The plot is the same story we’ve seen a hundred times in Hindi cinema. The hero (debutant Tiger Shroff) wants to marry a girl (Kriti Sanon), but her father (Prakash Raj) disapproves. Rather than elope with her, the hero uses his brute strength to convince her father to let the couple marry.
The action takes place in a small town over which Chaudhray (Raj) rules with an iron fist. When his eldest daughter, Renu (Sandeepa Dhar), runs off with a man, Rakesh (Devanshu Sharma), Chaudhray has his goons round up Rakesh’s friends and hold them prisoner until they disclose the couple’s whereabouts.
Shroff’s Bablu is captured along with two of his friends/lackeys and Kiki, an annoying guy who’s kidnapped by mistake. The comic relief Kiki is supposed to supply consists of him endlessly repeating the phrase, “What is the position?”
While in captivity, Bablu discloses that he’s fallen in love at first sight. This triggers a flashback to Bablu ogling a woman — Sanon’s Dimpy — on the street. He sees the same mystery woman again at a temple as he and the lackeys try to escape, and his moon-eyed staring results in their recapture. Only later does Bablu find out Dimpy’s (hilarious) name and learn that she’s Chaudhray’s youngest daughter.
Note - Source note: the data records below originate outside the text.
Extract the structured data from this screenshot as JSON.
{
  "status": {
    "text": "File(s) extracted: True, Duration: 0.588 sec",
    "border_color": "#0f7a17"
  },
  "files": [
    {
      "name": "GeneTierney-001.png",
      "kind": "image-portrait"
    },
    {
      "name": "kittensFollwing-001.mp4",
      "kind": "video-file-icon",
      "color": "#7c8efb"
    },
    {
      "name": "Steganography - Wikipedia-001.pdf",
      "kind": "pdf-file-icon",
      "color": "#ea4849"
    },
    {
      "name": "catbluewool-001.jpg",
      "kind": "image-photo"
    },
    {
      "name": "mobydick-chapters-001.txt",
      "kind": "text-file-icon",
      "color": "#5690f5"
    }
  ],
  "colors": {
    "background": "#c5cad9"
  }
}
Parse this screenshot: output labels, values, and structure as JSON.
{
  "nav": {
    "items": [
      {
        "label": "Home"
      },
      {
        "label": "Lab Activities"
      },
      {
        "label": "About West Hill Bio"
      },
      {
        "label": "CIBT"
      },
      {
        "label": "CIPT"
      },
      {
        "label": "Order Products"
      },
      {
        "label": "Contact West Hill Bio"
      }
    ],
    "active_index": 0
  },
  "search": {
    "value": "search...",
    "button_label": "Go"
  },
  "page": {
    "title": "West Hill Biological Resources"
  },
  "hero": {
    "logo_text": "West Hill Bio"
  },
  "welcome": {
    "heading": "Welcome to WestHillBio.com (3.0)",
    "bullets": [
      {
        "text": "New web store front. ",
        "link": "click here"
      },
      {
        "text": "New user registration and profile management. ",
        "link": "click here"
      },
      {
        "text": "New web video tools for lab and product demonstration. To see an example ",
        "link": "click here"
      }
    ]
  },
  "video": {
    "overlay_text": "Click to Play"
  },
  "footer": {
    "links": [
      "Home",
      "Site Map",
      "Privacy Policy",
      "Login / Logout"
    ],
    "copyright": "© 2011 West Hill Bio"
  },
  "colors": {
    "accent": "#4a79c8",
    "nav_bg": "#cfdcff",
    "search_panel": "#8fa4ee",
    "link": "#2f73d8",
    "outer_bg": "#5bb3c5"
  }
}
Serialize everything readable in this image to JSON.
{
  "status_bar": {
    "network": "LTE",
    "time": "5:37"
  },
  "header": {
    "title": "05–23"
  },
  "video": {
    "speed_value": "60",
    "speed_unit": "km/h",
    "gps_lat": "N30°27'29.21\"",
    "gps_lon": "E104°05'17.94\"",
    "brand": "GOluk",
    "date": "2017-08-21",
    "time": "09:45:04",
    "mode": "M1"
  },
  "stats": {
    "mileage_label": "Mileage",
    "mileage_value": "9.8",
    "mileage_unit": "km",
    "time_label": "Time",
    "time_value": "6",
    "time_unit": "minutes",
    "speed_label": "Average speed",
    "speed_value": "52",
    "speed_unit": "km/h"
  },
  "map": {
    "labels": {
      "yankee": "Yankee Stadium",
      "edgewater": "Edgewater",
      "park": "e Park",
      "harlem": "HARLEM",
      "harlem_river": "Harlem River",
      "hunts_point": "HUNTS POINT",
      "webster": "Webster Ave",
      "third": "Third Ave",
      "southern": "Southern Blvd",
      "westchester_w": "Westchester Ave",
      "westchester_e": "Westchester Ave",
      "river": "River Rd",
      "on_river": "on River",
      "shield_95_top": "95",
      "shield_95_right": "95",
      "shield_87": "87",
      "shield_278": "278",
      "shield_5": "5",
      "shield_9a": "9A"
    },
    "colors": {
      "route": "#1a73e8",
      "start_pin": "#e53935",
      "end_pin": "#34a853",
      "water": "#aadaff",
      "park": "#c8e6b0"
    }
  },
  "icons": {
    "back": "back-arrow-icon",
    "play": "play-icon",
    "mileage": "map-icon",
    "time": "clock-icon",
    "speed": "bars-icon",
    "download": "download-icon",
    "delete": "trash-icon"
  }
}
Why do we need the flashback to Bablu scoping Dimpy on the street? It ruins the pacing of the story and wastes time in a movie that’s already plenty boring. Had Bablu seen Dimpy for the first time at the temple, it would’ve made their botched escape more exciting and made him a more interesting character.
As it is, Shroff’s Bablu seems like a younger knock-off of a typical Salman Khan character — smug, invincible, and perfect except for the fact that he’s single — only with Hrithik Roshan’s physique and dance moves. With young actors like Sushant Singh Rajput, Sidharth Malhotra, and Varun Dhawan making big impressions early in their careers, Shroff seems like a throwback to a type of hero that’s on the way out. This is a perplexing film to choose for one’s debut.
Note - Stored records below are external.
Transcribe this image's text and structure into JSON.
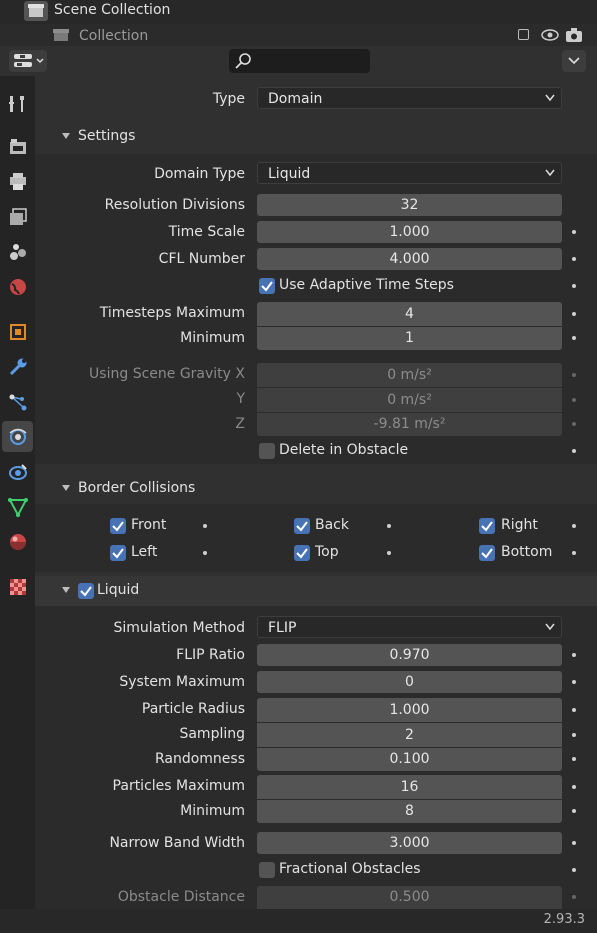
{
  "outliner": {
    "row1": "Scene Collection",
    "row2": "Collection"
  },
  "header": {
    "search_placeholder": ""
  },
  "status": {
    "version": "2.93.3"
  },
  "type": {
    "label": "Type",
    "value": "Domain"
  },
  "settings": {
    "title": "Settings",
    "domain_type_label": "Domain Type",
    "domain_type_value": "Liquid",
    "resolution_label": "Resolution Divisions",
    "resolution_value": "32",
    "time_scale_label": "Time Scale",
    "time_scale_value": "1.000",
    "cfl_label": "CFL Number",
    "cfl_value": "4.000",
    "adaptive_label": "Use Adaptive Time Steps",
    "timesteps_max_label": "Timesteps Maximum",
    "timesteps_max_value": "4",
    "minimum_label": "Minimum",
    "minimum_value": "1",
    "gravity_x_label": "Using Scene Gravity X",
    "gravity_x_value": "0 m/s²",
    "gravity_y_label": "Y",
    "gravity_y_value": "0 m/s²",
    "gravity_z_label": "Z",
    "gravity_z_value": "-9.81 m/s²",
    "delete_label": "Delete in Obstacle"
  },
  "border": {
    "title": "Border Collisions",
    "front": "Front",
    "back": "Back",
    "right": "Right",
    "left": "Left",
    "top": "Top",
    "bottom": "Bottom"
  },
  "liquid": {
    "title": "Liquid",
    "sim_method_label": "Simulation Method",
    "sim_method_value": "FLIP",
    "flip_ratio_label": "FLIP Ratio",
    "flip_ratio_value": "0.970",
    "system_max_label": "System Maximum",
    "system_max_value": "0",
    "particle_radius_label": "Particle Radius",
    "particle_radius_value": "1.000",
    "sampling_label": "Sampling",
    "sampling_value": "2",
    "randomness_label": "Randomness",
    "randomness_value": "0.100",
    "particles_max_label": "Particles Maximum",
    "particles_max_value": "16",
    "min_label": "Minimum",
    "min_value": "8",
    "narrow_band_label": "Narrow Band Width",
    "narrow_band_value": "3.000",
    "fractional_label": "Fractional Obstacles",
    "obstacle_dist_label": "Obstacle Distance",
    "obstacle_dist_value": "0.500"
  },
  "colors": {
    "accent": "#4772b3",
    "field": "#545454",
    "panel": "#303030"
  }
}
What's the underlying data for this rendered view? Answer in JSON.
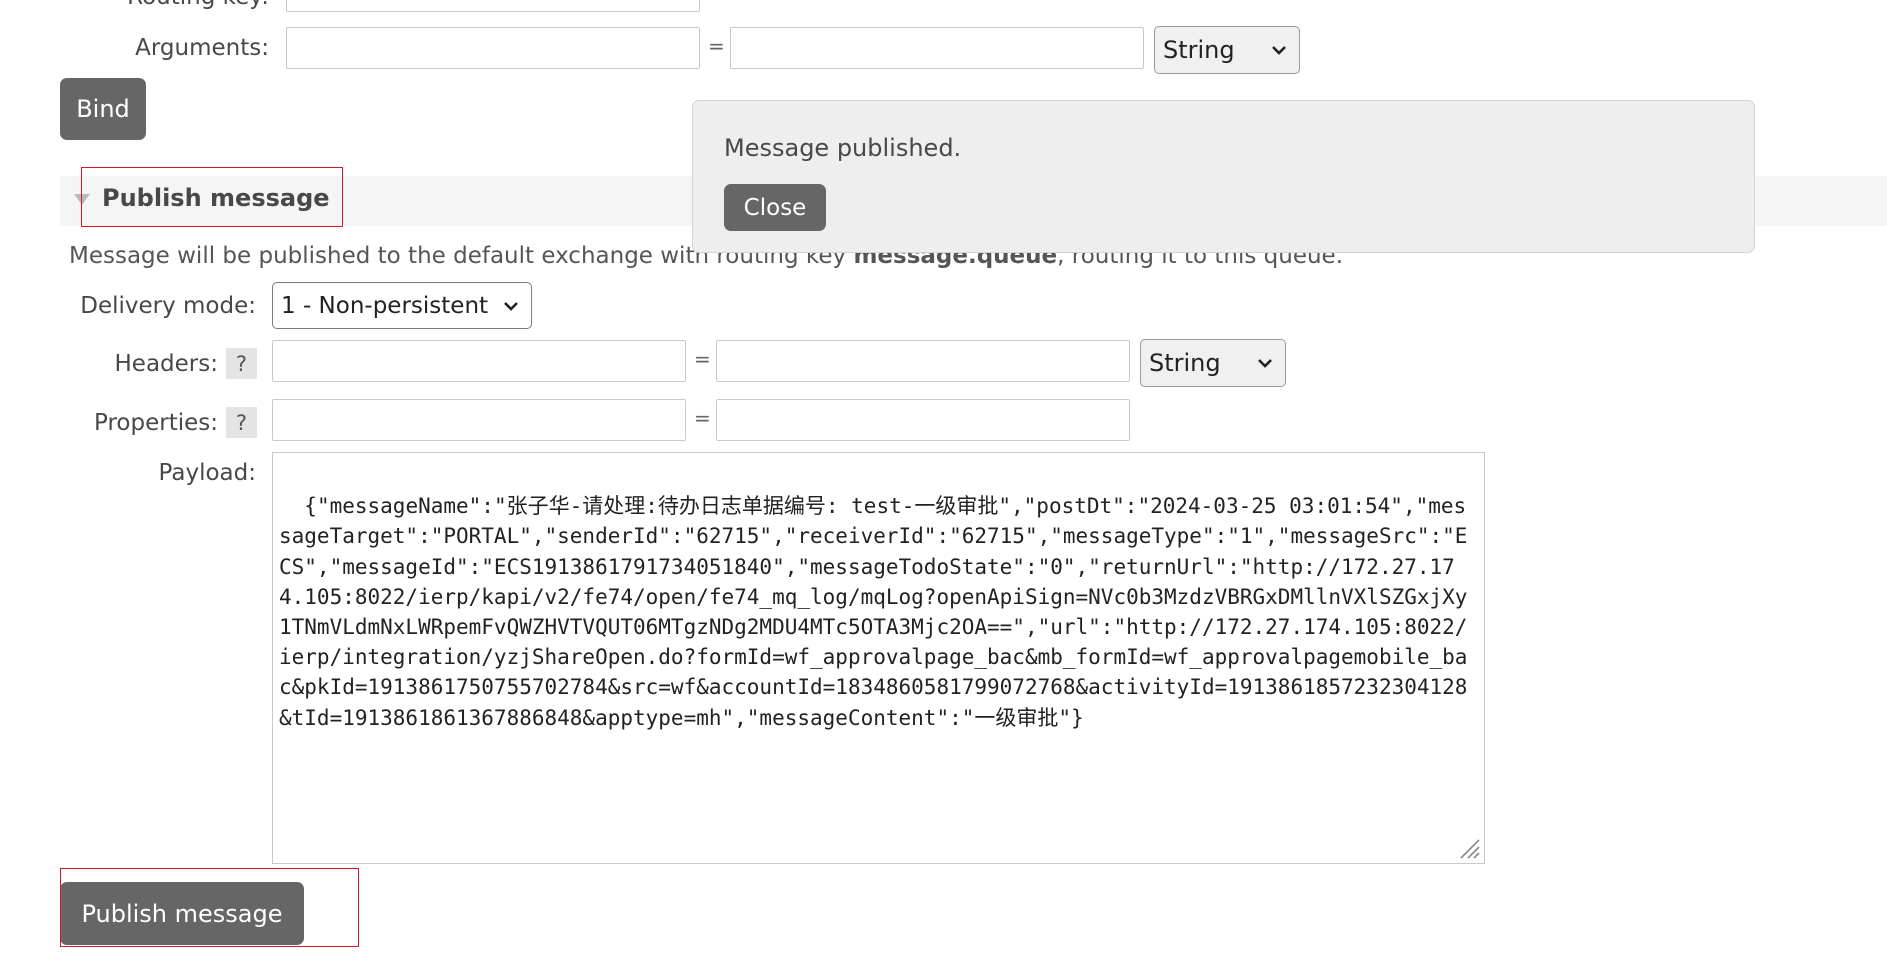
{
  "binding": {
    "routing_key_label": "Routing key:",
    "arguments_label": "Arguments:",
    "arguments_equals": "=",
    "arguments_type": "String",
    "bind_button": "Bind"
  },
  "toast": {
    "message": "Message published.",
    "close_button": "Close"
  },
  "publish": {
    "section_title": "Publish message",
    "description_prefix": "Message will be published to the default exchange with routing key ",
    "routing_key": "message.queue",
    "description_suffix": ", routing it to this queue.",
    "delivery_mode_label": "Delivery mode:",
    "delivery_mode_value": "1 - Non-persistent",
    "headers_label": "Headers:",
    "help_glyph": "?",
    "equals": "=",
    "headers_type": "String",
    "properties_label": "Properties:",
    "payload_label": "Payload:",
    "payload_value": "{\"messageName\":\"张子华-请处理:待办日志单据编号: test-一级审批\",\"postDt\":\"2024-03-25 03:01:54\",\"messageTarget\":\"PORTAL\",\"senderId\":\"62715\",\"receiverId\":\"62715\",\"messageType\":\"1\",\"messageSrc\":\"ECS\",\"messageId\":\"ECS1913861791734051840\",\"messageTodoState\":\"0\",\"returnUrl\":\"http://172.27.174.105:8022/ierp/kapi/v2/fe74/open/fe74_mq_log/mqLog?openApiSign=NVc0b3MzdzVBRGxDMllnVXlSZGxjXy1TNmVLdmNxLWRpemFvQWZHVTVQUT06MTgzNDg2MDU4MTc5OTA3Mjc2OA==\",\"url\":\"http://172.27.174.105:8022/ierp/integration/yzjShareOpen.do?formId=wf_approvalpage_bac&mb_formId=wf_approvalpagemobile_bac&pkId=1913861750755702784&src=wf&accountId=1834860581799072768&activityId=1913861857232304128&tId=1913861861367886848&apptype=mh\",\"messageContent\":\"一级审批\"}",
    "submit_button": "Publish message"
  },
  "icons": {
    "section_toggle": "triangle-down-icon",
    "select_arrow": "chevron-down-icon",
    "resize": "resize-grip-icon"
  },
  "colors": {
    "button_bg": "#666666",
    "toast_bg": "#eeeeee",
    "highlight_border": "#d9181f"
  }
}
Sanon shows real promise. She gives Dimpy a spark that livens up a character possessed of very little agency. It will be interesting to see what Sanon can do with a character who’s more than just a damsel in distress.
Dimpy’s in a hopeless position that gets at the crux of Heropanti‘s problems. She falls for Bablu in return but can’t act on it because Chaudhray has promised to marry her to one of his underlings. Also, Chaudhray repeatedly states that when he finds Renu, he’s going to “burn her alive.” He does find her, though director Sabbir Khan doesn’t show us what actually becomes of Renu.
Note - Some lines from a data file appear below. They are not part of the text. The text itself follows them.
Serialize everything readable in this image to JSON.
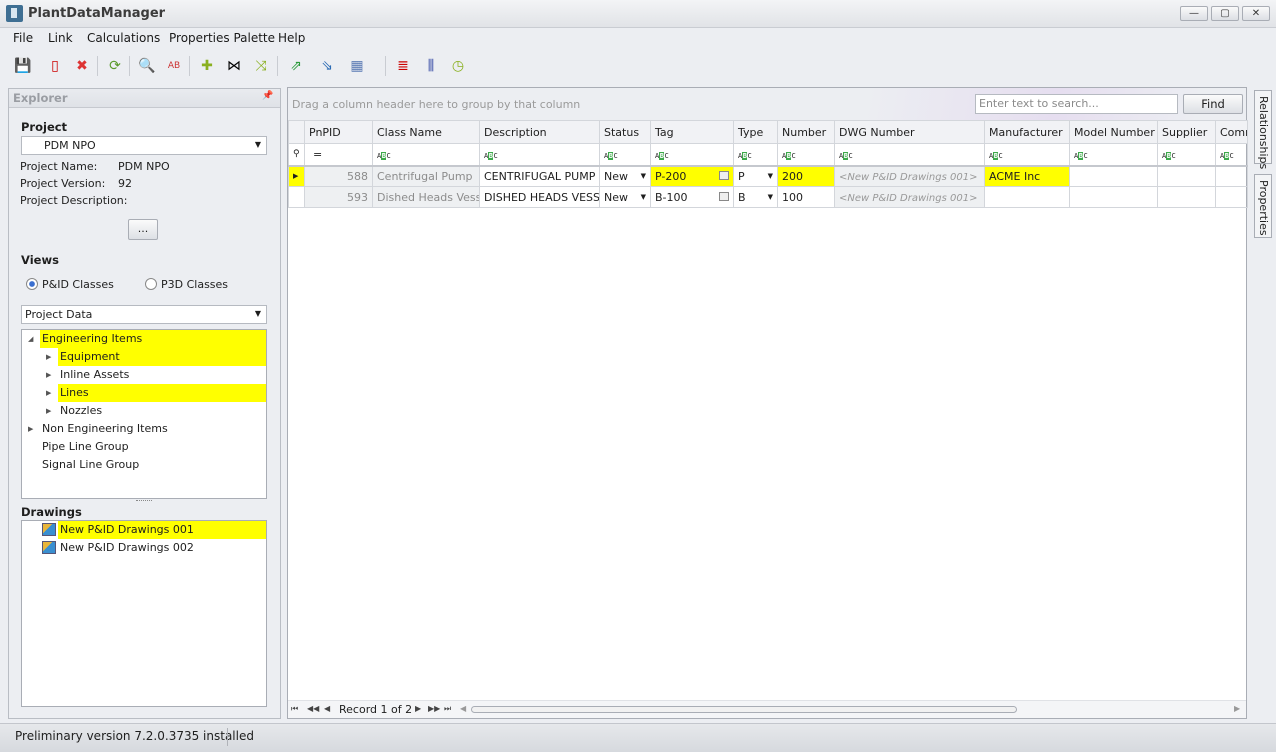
{
  "window": {
    "title": "PlantDataManager",
    "controls": [
      "—",
      "▢",
      "✕"
    ]
  },
  "menu": [
    "File",
    "Link",
    "Calculations",
    "Properties Palette",
    "Help"
  ],
  "toolbar": [
    {
      "icon": "save-icon",
      "glyph": "💾",
      "color": "#2a3f9a"
    },
    {
      "icon": "close-document-icon",
      "glyph": "▯",
      "color": "#c00"
    },
    {
      "icon": "delete-icon",
      "glyph": "✖",
      "color": "#d33"
    },
    {
      "icon": "refresh-icon",
      "glyph": "⟳",
      "color": "#5a9a2a"
    },
    {
      "icon": "search-icon",
      "glyph": "🔍",
      "color": "#1a5fb4"
    },
    {
      "icon": "replace-icon",
      "glyph": "AB",
      "color": "#c33"
    },
    {
      "icon": "add-icon",
      "glyph": "✚",
      "color": "#8ab020"
    },
    {
      "icon": "add-connected-icon",
      "glyph": "⋈",
      "color": "#000"
    },
    {
      "icon": "shuffle-icon",
      "glyph": "⤨",
      "color": "#8ab020"
    },
    {
      "icon": "export-icon",
      "glyph": "⇗",
      "color": "#2a9a3a"
    },
    {
      "icon": "import-icon",
      "glyph": "⇘",
      "color": "#2a6ab4"
    },
    {
      "icon": "table-layout-icon",
      "glyph": "▦",
      "color": "#5a7ab4"
    },
    {
      "icon": "highlight-colors-icon",
      "glyph": "≣",
      "color": "#c00"
    },
    {
      "icon": "columns-icon",
      "glyph": "⫼",
      "color": "#2a3fa0"
    },
    {
      "icon": "history-icon",
      "glyph": "◷",
      "color": "#8ab020"
    }
  ],
  "explorer": {
    "title": "Explorer",
    "project_heading": "Project",
    "project_selected": "PDM NPO",
    "project_name_label": "Project Name:",
    "project_name": "PDM NPO",
    "project_version_label": "Project Version:",
    "project_version": "92",
    "project_description_label": "Project Description:",
    "more_button": "...",
    "views_heading": "Views",
    "radio_pid": "P&ID Classes",
    "radio_p3d": "P3D Classes",
    "radio_selected": "P&ID Classes",
    "view_selected": "Project Data",
    "tree": [
      {
        "label": "Engineering Items",
        "level": 0,
        "expander": "expanded",
        "highlight": true
      },
      {
        "label": "Equipment",
        "level": 1,
        "expander": "collapsed",
        "highlight": true
      },
      {
        "label": "Inline Assets",
        "level": 1,
        "expander": "collapsed",
        "highlight": false
      },
      {
        "label": "Lines",
        "level": 1,
        "expander": "collapsed",
        "highlight": true
      },
      {
        "label": "Nozzles",
        "level": 1,
        "expander": "collapsed",
        "highlight": false
      },
      {
        "label": "Non Engineering Items",
        "level": 0,
        "expander": "collapsed",
        "highlight": false
      },
      {
        "label": "Pipe Line Group",
        "level": 0,
        "expander": "none",
        "highlight": false
      },
      {
        "label": "Signal Line Group",
        "level": 0,
        "expander": "none",
        "highlight": false
      }
    ],
    "drawings_heading": "Drawings",
    "drawings": [
      {
        "label": "New P&ID Drawings 001",
        "highlight": true
      },
      {
        "label": "New P&ID Drawings 002",
        "highlight": false
      }
    ]
  },
  "grid": {
    "group_hint": "Drag a column header here to group by that column",
    "search_placeholder": "Enter text to search...",
    "find_button": "Find",
    "columns": [
      "PnPID",
      "Class Name",
      "Description",
      "Status",
      "Tag",
      "Type",
      "Number",
      "DWG Number",
      "Manufacturer",
      "Model Number",
      "Supplier",
      "Comm"
    ],
    "rows": [
      {
        "current": true,
        "cells": [
          "588",
          "Centrifugal Pump",
          "CENTRIFUGAL PUMP",
          "New",
          "P-200",
          "P",
          "200",
          "<New P&ID Drawings 001>",
          "ACME Inc",
          "",
          "",
          ""
        ],
        "highlight": [
          4,
          6,
          8
        ]
      },
      {
        "current": false,
        "cells": [
          "593",
          "Dished Heads Vessel",
          "DISHED HEADS VESSEL",
          "New",
          "B-100",
          "B",
          "100",
          "<New P&ID Drawings 001>",
          "",
          "",
          "",
          ""
        ],
        "highlight": []
      }
    ],
    "record_text": "Record 1 of 2",
    "highlight_color": "#ffff00"
  },
  "side_tabs": [
    "Relationships",
    "Properties"
  ],
  "status": "Preliminary version 7.2.0.3735 installed"
}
Despite knowing of Chaudhray’s willingness to murder his own child to save face, Bablu tells Dimpy, “You have to fight. That’s how you get equality.” But when push comes to shove, Bablu abandons the notion of a woman’s right to choose her own marriage partner. He tells Chaudray, “I don’t want to take away your right to decide who she marries.”
Dimpy has no control over what the men around her do with her body. Before knowing her identity, Bablu gets drunk and puts his hands all over her in a darkened room. She’s left alone for all of twenty minutes in Delhi, and a gang of men try to rape her. Her father ultimately “gives” her to her groom, as though she were an object. The camera routinely zooms in on her bare torso, further objectifying her.
Heropanti is so out of touch that it’s mystifying that it was even made, let alone used as the vehicle to launch Shroff’s movie career. It’s hard to imagine the teenage girls who are Shroff’s most obvious potential fanbase being impressed by a movie that thinks they shouldn’t have control over their own lives or bodies.